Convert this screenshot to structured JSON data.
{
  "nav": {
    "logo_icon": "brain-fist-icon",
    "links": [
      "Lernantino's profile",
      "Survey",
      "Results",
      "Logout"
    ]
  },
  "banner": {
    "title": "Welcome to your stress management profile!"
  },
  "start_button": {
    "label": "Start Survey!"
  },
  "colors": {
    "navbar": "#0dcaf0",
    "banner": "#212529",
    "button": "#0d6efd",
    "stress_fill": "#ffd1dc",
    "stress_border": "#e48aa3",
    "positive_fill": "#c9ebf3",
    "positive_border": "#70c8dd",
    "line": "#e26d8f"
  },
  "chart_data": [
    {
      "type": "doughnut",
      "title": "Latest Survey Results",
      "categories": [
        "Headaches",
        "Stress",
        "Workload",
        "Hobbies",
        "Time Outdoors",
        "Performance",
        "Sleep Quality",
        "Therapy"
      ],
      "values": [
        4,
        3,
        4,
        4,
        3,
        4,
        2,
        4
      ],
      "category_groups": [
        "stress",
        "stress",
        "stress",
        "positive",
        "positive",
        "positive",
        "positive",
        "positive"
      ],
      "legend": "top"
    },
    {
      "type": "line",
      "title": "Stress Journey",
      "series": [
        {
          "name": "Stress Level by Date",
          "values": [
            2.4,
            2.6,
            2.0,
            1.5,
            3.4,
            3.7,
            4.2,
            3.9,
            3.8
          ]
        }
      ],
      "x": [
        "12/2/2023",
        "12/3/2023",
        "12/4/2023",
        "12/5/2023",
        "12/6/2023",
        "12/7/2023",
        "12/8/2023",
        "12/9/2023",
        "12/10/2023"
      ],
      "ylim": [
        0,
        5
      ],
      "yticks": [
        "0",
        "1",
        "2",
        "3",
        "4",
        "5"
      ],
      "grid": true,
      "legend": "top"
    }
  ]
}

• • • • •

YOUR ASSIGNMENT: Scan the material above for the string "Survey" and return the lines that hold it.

TASK ANSWER:
      "Survey",
    "label": "Start Survey!"
      "title": "Latest Survey Results",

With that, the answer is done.